[Work order]
Wherever a line below holds the word "fontke", copy that line.

[Given records]
━━━━━━━━

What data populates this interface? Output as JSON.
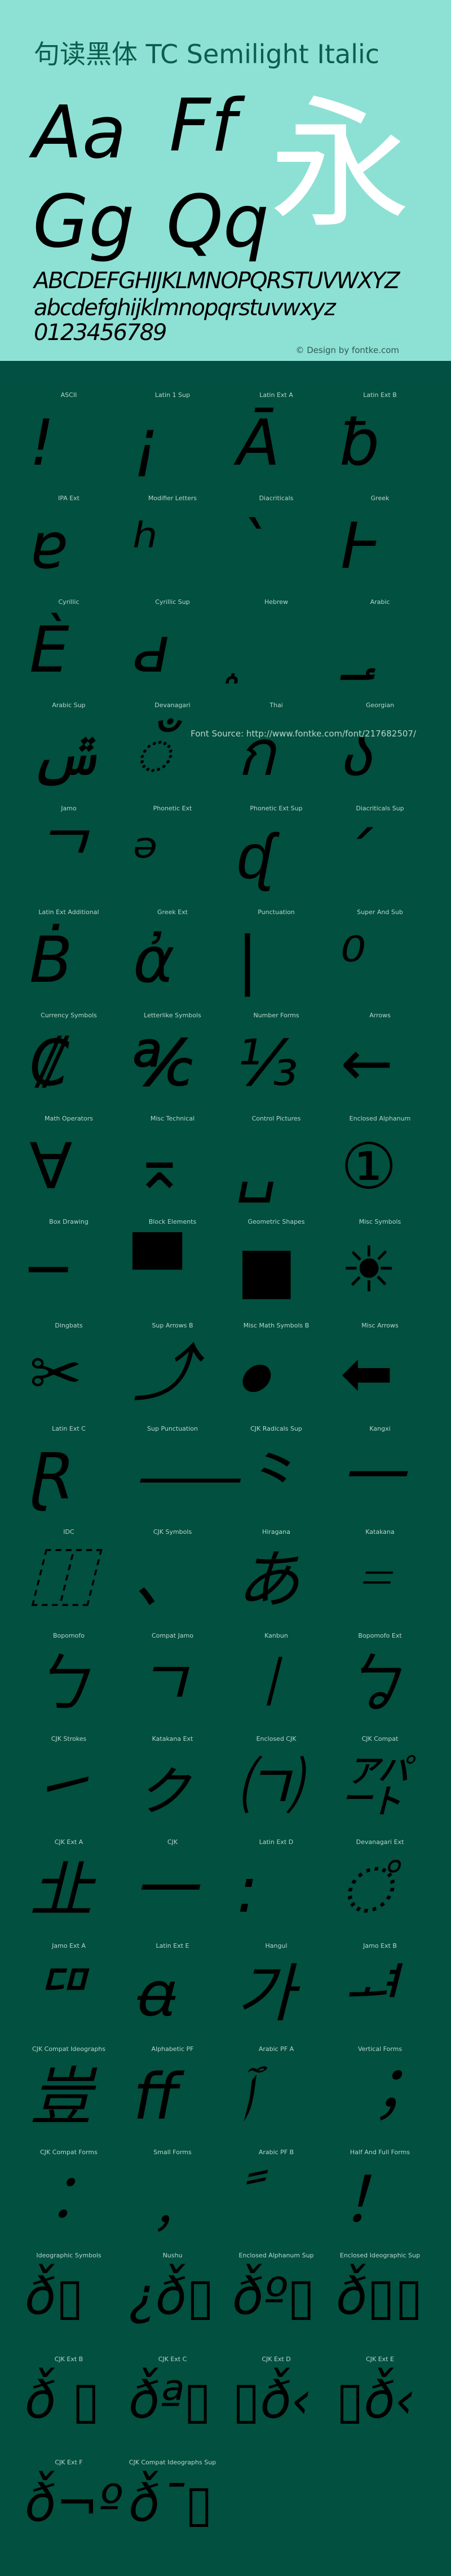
{
  "title": "句读黑体 TC Semilight Italic",
  "specimen": {
    "pairs": [
      "Aa",
      "Ff",
      "Gg",
      "Qq"
    ],
    "cjk_sample": "永",
    "uppercase": "ABCDEFGHIJKLMNOPQRSTUVWXYZ",
    "lowercase": "abcdefghijklmnopqrstuvwxyz",
    "digits": "0123456789"
  },
  "credit": "© Design by fontke.com",
  "font_source": "Font Source: http://www.fontke.com/font/217682507/",
  "colors": {
    "hero_bg": "#8de0d4",
    "title": "#0b5e4d",
    "grid_bg": "#02503f",
    "label": "#b9d6cf",
    "glyph": "#000000",
    "cjk_sample": "#ffffff"
  },
  "blocks": [
    {
      "label": "ASCII",
      "glyph": "!"
    },
    {
      "label": "Latin 1 Sup",
      "glyph": "¡"
    },
    {
      "label": "Latin Ext A",
      "glyph": "Ā"
    },
    {
      "label": "Latin Ext B",
      "glyph": "ƀ"
    },
    {
      "label": "IPA Ext",
      "glyph": "ɐ"
    },
    {
      "label": "Modifier Letters",
      "glyph": "ʰ"
    },
    {
      "label": "Diacriticals",
      "glyph": "ˋ"
    },
    {
      "label": "Greek",
      "glyph": "Ͱ"
    },
    {
      "label": "Cyrillic",
      "glyph": "Ѐ"
    },
    {
      "label": "Cyrillic Sup",
      "glyph": "ԁ"
    },
    {
      "label": "Hebrew",
      "glyph": "֑"
    },
    {
      "label": "Arabic",
      "glyph": "؀"
    },
    {
      "label": "Arabic Sup",
      "glyph": "ݜ"
    },
    {
      "label": "Devanagari",
      "glyph": "ँ"
    },
    {
      "label": "Thai",
      "glyph": "ก"
    },
    {
      "label": "Georgian",
      "glyph": "ა"
    },
    {
      "label": "Jamo",
      "glyph": "ᄀ"
    },
    {
      "label": "Phonetic Ext",
      "glyph": "ᵊ"
    },
    {
      "label": "Phonetic Ext Sup",
      "glyph": "ᶑ"
    },
    {
      "label": "Diacriticals Sup",
      "glyph": "´"
    },
    {
      "label": "Latin Ext Additional",
      "glyph": "Ḃ"
    },
    {
      "label": "Greek Ext",
      "glyph": "ἀ"
    },
    {
      "label": "Punctuation",
      "glyph": "|"
    },
    {
      "label": "Super And Sub",
      "glyph": "⁰"
    },
    {
      "label": "Currency Symbols",
      "glyph": "₡"
    },
    {
      "label": "Letterlike Symbols",
      "glyph": "℀"
    },
    {
      "label": "Number Forms",
      "glyph": "⅓"
    },
    {
      "label": "Arrows",
      "glyph": "←"
    },
    {
      "label": "Math Operators",
      "glyph": "∀"
    },
    {
      "label": "Misc Technical",
      "glyph": "⌅"
    },
    {
      "label": "Control Pictures",
      "glyph": "␣"
    },
    {
      "label": "Enclosed Alphanum",
      "glyph": "①"
    },
    {
      "label": "Box Drawing",
      "glyph": "─"
    },
    {
      "label": "Block Elements",
      "glyph": "▀"
    },
    {
      "label": "Geometric Shapes",
      "glyph": "■"
    },
    {
      "label": "Misc Symbols",
      "glyph": "☀"
    },
    {
      "label": "Dingbats",
      "glyph": "✂"
    },
    {
      "label": "Sup Arrows B",
      "glyph": "⤴"
    },
    {
      "label": "Misc Math Symbols B",
      "glyph": "⦁"
    },
    {
      "label": "Misc Arrows",
      "glyph": "⬅"
    },
    {
      "label": "Latin Ext C",
      "glyph": "Ɽ"
    },
    {
      "label": "Sup Punctuation",
      "glyph": "⸺"
    },
    {
      "label": "CJK Radicals Sup",
      "glyph": "⺀"
    },
    {
      "label": "Kangxi",
      "glyph": "⼀"
    },
    {
      "label": "IDC",
      "glyph": "⿰"
    },
    {
      "label": "CJK Symbols",
      "glyph": "、"
    },
    {
      "label": "Hiragana",
      "glyph": "あ"
    },
    {
      "label": "Katakana",
      "glyph": "゠"
    },
    {
      "label": "Bopomofo",
      "glyph": "ㄅ"
    },
    {
      "label": "Compat Jamo",
      "glyph": "ㄱ"
    },
    {
      "label": "Kanbun",
      "glyph": "㆐"
    },
    {
      "label": "Bopomofo Ext",
      "glyph": "ㆠ"
    },
    {
      "label": "CJK Strokes",
      "glyph": "㇀"
    },
    {
      "label": "Katakana Ext",
      "glyph": "ㇰ"
    },
    {
      "label": "Enclosed CJK",
      "glyph": "㈀"
    },
    {
      "label": "CJK Compat",
      "glyph": "㌀"
    },
    {
      "label": "CJK Ext A",
      "glyph": "㐀"
    },
    {
      "label": "CJK",
      "glyph": "一"
    },
    {
      "label": "Latin Ext D",
      "glyph": "꞉"
    },
    {
      "label": "Devanagari Ext",
      "glyph": "꣠"
    },
    {
      "label": "Jamo Ext A",
      "glyph": "ꥠ"
    },
    {
      "label": "Latin Ext E",
      "glyph": "ꬰ"
    },
    {
      "label": "Hangul",
      "glyph": "가"
    },
    {
      "label": "Jamo Ext B",
      "glyph": "ힰ"
    },
    {
      "label": "CJK Compat Ideographs",
      "glyph": "豈"
    },
    {
      "label": "Alphabetic PF",
      "glyph": "ﬀ"
    },
    {
      "label": "Arabic PF A",
      "glyph": "ﭐ"
    },
    {
      "label": "Vertical Forms",
      "glyph": "︔"
    },
    {
      "label": "CJK Compat Forms",
      "glyph": "︰"
    },
    {
      "label": "Small Forms",
      "glyph": "﹐"
    },
    {
      "label": "Arabic PF B",
      "glyph": "ﹰ"
    },
    {
      "label": "Half And Full Forms",
      "glyph": "！"
    },
    {
      "label": "Ideographic Symbols",
      "glyph": "ð̌▯"
    },
    {
      "label": "Nushu",
      "glyph": "¿ð̌▯"
    },
    {
      "label": "Enclosed Alphanum Sup",
      "glyph": "ð̌º▯"
    },
    {
      "label": "Enclosed Ideographic Sup",
      "glyph": "ð̌▯▯"
    },
    {
      "label": "CJK Ext B",
      "glyph": "ð̌ ▯"
    },
    {
      "label": "CJK Ext C",
      "glyph": "ð̌ª▯"
    },
    {
      "label": "CJK Ext D",
      "glyph": "▯ð̌‹"
    },
    {
      "label": "CJK Ext E",
      "glyph": "▯ð̌‹"
    },
    {
      "label": "CJK Ext F",
      "glyph": "ð̌¬º"
    },
    {
      "label": "CJK Compat Ideographs Sup",
      "glyph": "ð̌¯▯"
    }
  ]
}
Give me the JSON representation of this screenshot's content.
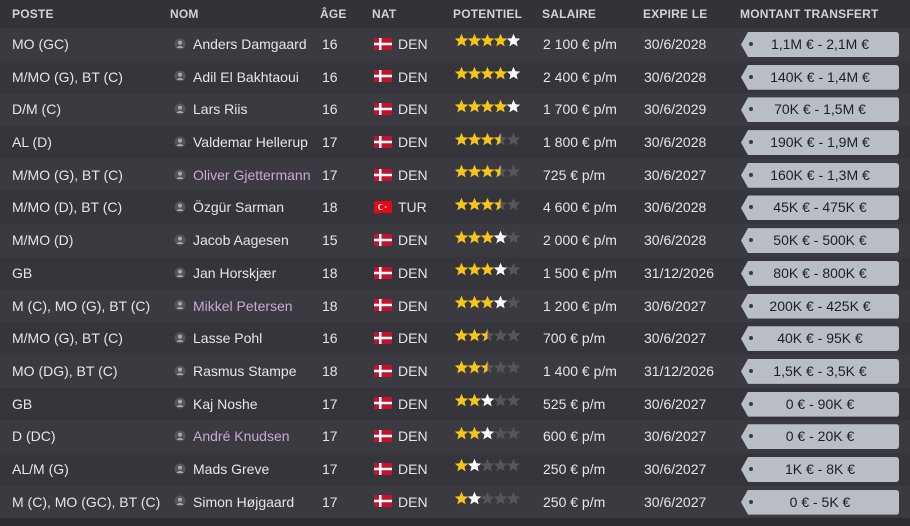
{
  "columns": {
    "position": "POSTE",
    "name": "NOM",
    "age": "ÂGE",
    "nat": "NAT",
    "potential": "POTENTIEL",
    "salary": "SALAIRE",
    "expires": "EXPIRE LE",
    "transfer": "MONTANT TRANSFERT"
  },
  "colors": {
    "star_gold": "#f5c518",
    "star_white": "#ffffff",
    "star_empty": "#55555c",
    "highlight_name": "#c9a8d6",
    "tag_bg": "#b9bec6"
  },
  "icons": {
    "person": "person-icon",
    "star": "star-icon"
  },
  "players": [
    {
      "position": "MO (GC)",
      "name": "Anders Damgaard",
      "highlight": false,
      "age": "16",
      "flag": "denmark",
      "nat": "DEN",
      "stars_gold": 4,
      "star_white": true,
      "stars_half": 0,
      "salary": "2 100 € p/m",
      "expires": "30/6/2028",
      "transfer": "1,1M € - 2,1M €"
    },
    {
      "position": "M/MO (G), BT (C)",
      "name": "Adil El Bakhtaoui",
      "highlight": false,
      "age": "16",
      "flag": "denmark",
      "nat": "DEN",
      "stars_gold": 4,
      "star_white": true,
      "stars_half": 0,
      "salary": "2 400 € p/m",
      "expires": "30/6/2028",
      "transfer": "140K € - 1,4M €"
    },
    {
      "position": "D/M (C)",
      "name": "Lars Riis",
      "highlight": false,
      "age": "16",
      "flag": "denmark",
      "nat": "DEN",
      "stars_gold": 4,
      "star_white": true,
      "stars_half": 0,
      "salary": "1 700 € p/m",
      "expires": "30/6/2029",
      "transfer": "70K € - 1,5M €"
    },
    {
      "position": "AL (D)",
      "name": "Valdemar Hellerup",
      "highlight": false,
      "age": "17",
      "flag": "denmark",
      "nat": "DEN",
      "stars_gold": 3,
      "star_white": false,
      "stars_half": 1,
      "salary": "1 800 € p/m",
      "expires": "30/6/2028",
      "transfer": "190K € - 1,9M €"
    },
    {
      "position": "M/MO (G), BT (C)",
      "name": "Oliver Gjettermann",
      "highlight": true,
      "age": "17",
      "flag": "denmark",
      "nat": "DEN",
      "stars_gold": 3,
      "star_white": false,
      "stars_half": 1,
      "salary": "725 € p/m",
      "expires": "30/6/2027",
      "transfer": "160K € - 1,3M €"
    },
    {
      "position": "M/MO (D), BT (C)",
      "name": "Özgür Sarman",
      "highlight": false,
      "age": "18",
      "flag": "turkey",
      "nat": "TUR",
      "stars_gold": 3,
      "star_white": false,
      "stars_half": 1,
      "salary": "4 600 € p/m",
      "expires": "30/6/2028",
      "transfer": "45K € - 475K €"
    },
    {
      "position": "M/MO (D)",
      "name": "Jacob Aagesen",
      "highlight": false,
      "age": "15",
      "flag": "denmark",
      "nat": "DEN",
      "stars_gold": 3,
      "star_white": true,
      "stars_half": 0,
      "salary": "2 000 € p/m",
      "expires": "30/6/2028",
      "transfer": "50K € - 500K €"
    },
    {
      "position": "GB",
      "name": "Jan Horskjær",
      "highlight": false,
      "age": "18",
      "flag": "denmark",
      "nat": "DEN",
      "stars_gold": 3,
      "star_white": true,
      "stars_half": 0,
      "salary": "1 500 € p/m",
      "expires": "31/12/2026",
      "transfer": "80K € - 800K €"
    },
    {
      "position": "M (C), MO (G), BT (C)",
      "name": "Mikkel Petersen",
      "highlight": true,
      "age": "18",
      "flag": "denmark",
      "nat": "DEN",
      "stars_gold": 3,
      "star_white": true,
      "stars_half": 0,
      "salary": "1 200 € p/m",
      "expires": "30/6/2027",
      "transfer": "200K € - 425K €"
    },
    {
      "position": "M/MO (G), BT (C)",
      "name": "Lasse Pohl",
      "highlight": false,
      "age": "16",
      "flag": "denmark",
      "nat": "DEN",
      "stars_gold": 2,
      "star_white": false,
      "stars_half": 1,
      "salary": "700 € p/m",
      "expires": "30/6/2027",
      "transfer": "40K € - 95K €"
    },
    {
      "position": "MO (DG), BT (C)",
      "name": "Rasmus Stampe",
      "highlight": false,
      "age": "18",
      "flag": "denmark",
      "nat": "DEN",
      "stars_gold": 2,
      "star_white": false,
      "stars_half": 1,
      "salary": "1 400 € p/m",
      "expires": "31/12/2026",
      "transfer": "1,5K € - 3,5K €"
    },
    {
      "position": "GB",
      "name": "Kaj Noshe",
      "highlight": false,
      "age": "17",
      "flag": "denmark",
      "nat": "DEN",
      "stars_gold": 2,
      "star_white": true,
      "stars_half": 0,
      "salary": "525 € p/m",
      "expires": "30/6/2027",
      "transfer": "0 € - 90K €"
    },
    {
      "position": "D (DC)",
      "name": "André Knudsen",
      "highlight": true,
      "age": "17",
      "flag": "denmark",
      "nat": "DEN",
      "stars_gold": 2,
      "star_white": true,
      "stars_half": 0,
      "salary": "600 € p/m",
      "expires": "30/6/2027",
      "transfer": "0 € - 20K €"
    },
    {
      "position": "AL/M (G)",
      "name": "Mads Greve",
      "highlight": false,
      "age": "17",
      "flag": "denmark",
      "nat": "DEN",
      "stars_gold": 1,
      "star_white": true,
      "stars_half": 0,
      "salary": "250 € p/m",
      "expires": "30/6/2027",
      "transfer": "1K € - 8K €"
    },
    {
      "position": "M (C), MO (GC), BT (C)",
      "name": "Simon Højgaard",
      "highlight": false,
      "age": "17",
      "flag": "denmark",
      "nat": "DEN",
      "stars_gold": 1,
      "star_white": true,
      "stars_half": 0,
      "salary": "250 € p/m",
      "expires": "30/6/2027",
      "transfer": "0 € - 5K €"
    }
  ]
}
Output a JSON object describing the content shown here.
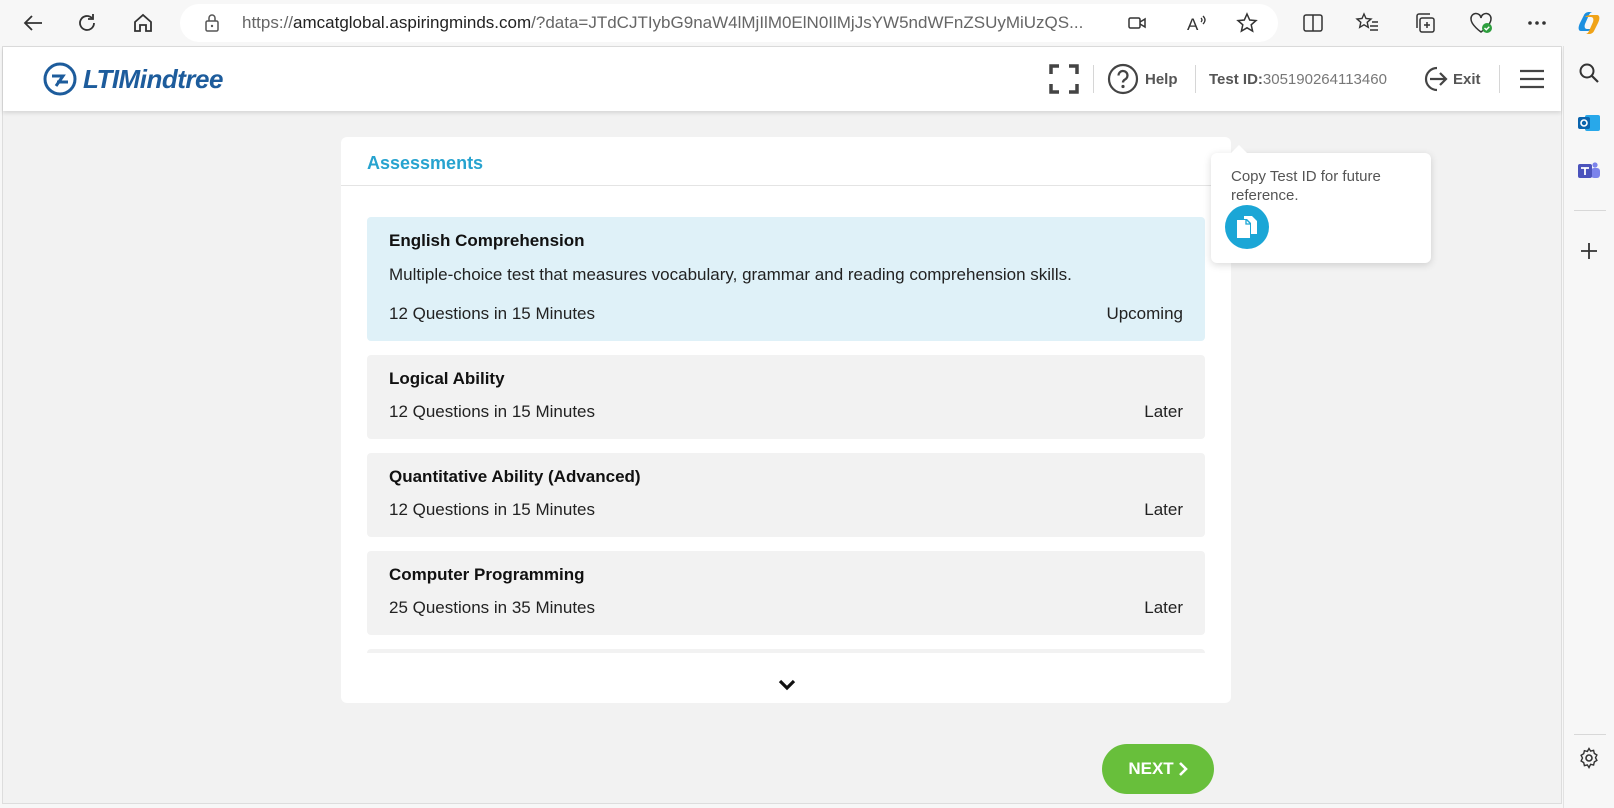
{
  "browser": {
    "url_prefix": "https://",
    "url_host": "amcatglobal.aspiringminds.com",
    "url_rest": "/?data=JTdCJTIybG9naW4lMjIlM0ElN0IlMjJsYW5ndWFnZSUyMiUzQS..."
  },
  "header": {
    "logo_text": "LTIMindtree",
    "help_label": "Help",
    "test_id_label": "Test ID:",
    "test_id_value": "305190264113460",
    "exit_label": "Exit"
  },
  "tooltip": {
    "text": "Copy Test ID for future reference."
  },
  "assessments": {
    "title": "Assessments",
    "items": [
      {
        "name": "English Comprehension",
        "description": "Multiple-choice test that measures vocabulary, grammar and reading comprehension skills.",
        "meta": "12 Questions in 15 Minutes",
        "status": "Upcoming"
      },
      {
        "name": "Logical Ability",
        "meta": "12 Questions in 15 Minutes",
        "status": "Later"
      },
      {
        "name": "Quantitative Ability (Advanced)",
        "meta": "12 Questions in 15 Minutes",
        "status": "Later"
      },
      {
        "name": "Computer Programming",
        "meta": "25 Questions in 35 Minutes",
        "status": "Later"
      }
    ]
  },
  "next_label": "NEXT",
  "colors": {
    "accent": "#27a3cf",
    "brand": "#1d5c9c",
    "next_button": "#68bf3b",
    "active_item": "#dff1f8"
  }
}
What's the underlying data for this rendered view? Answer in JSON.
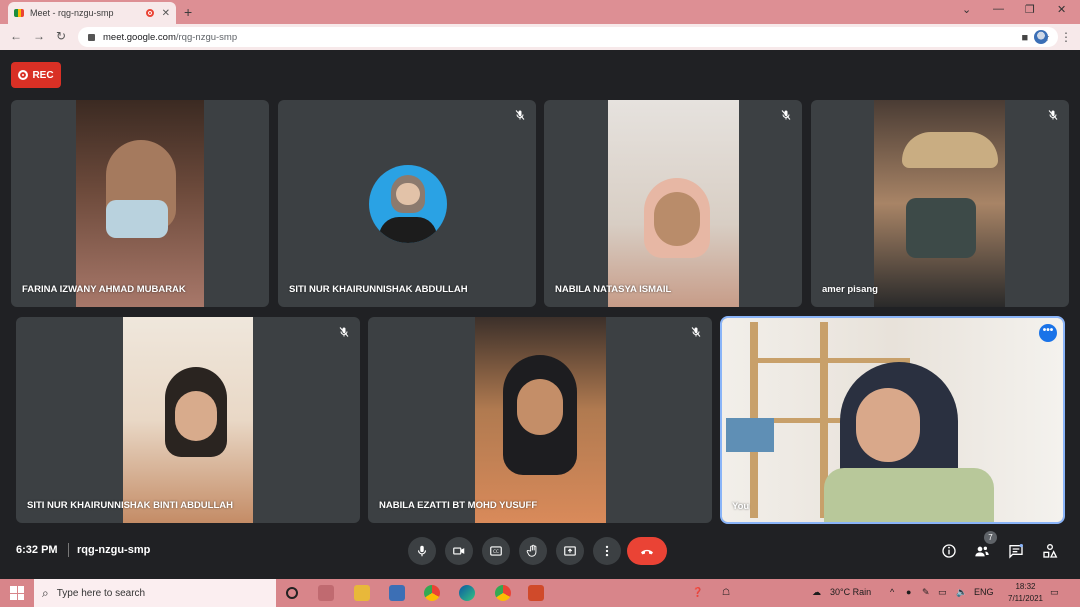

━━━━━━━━

[Exercise response]
  "credit": "© Design by fontke.com",
  "font_source": "Font Source: http://www.fontke.com/font/217682507/",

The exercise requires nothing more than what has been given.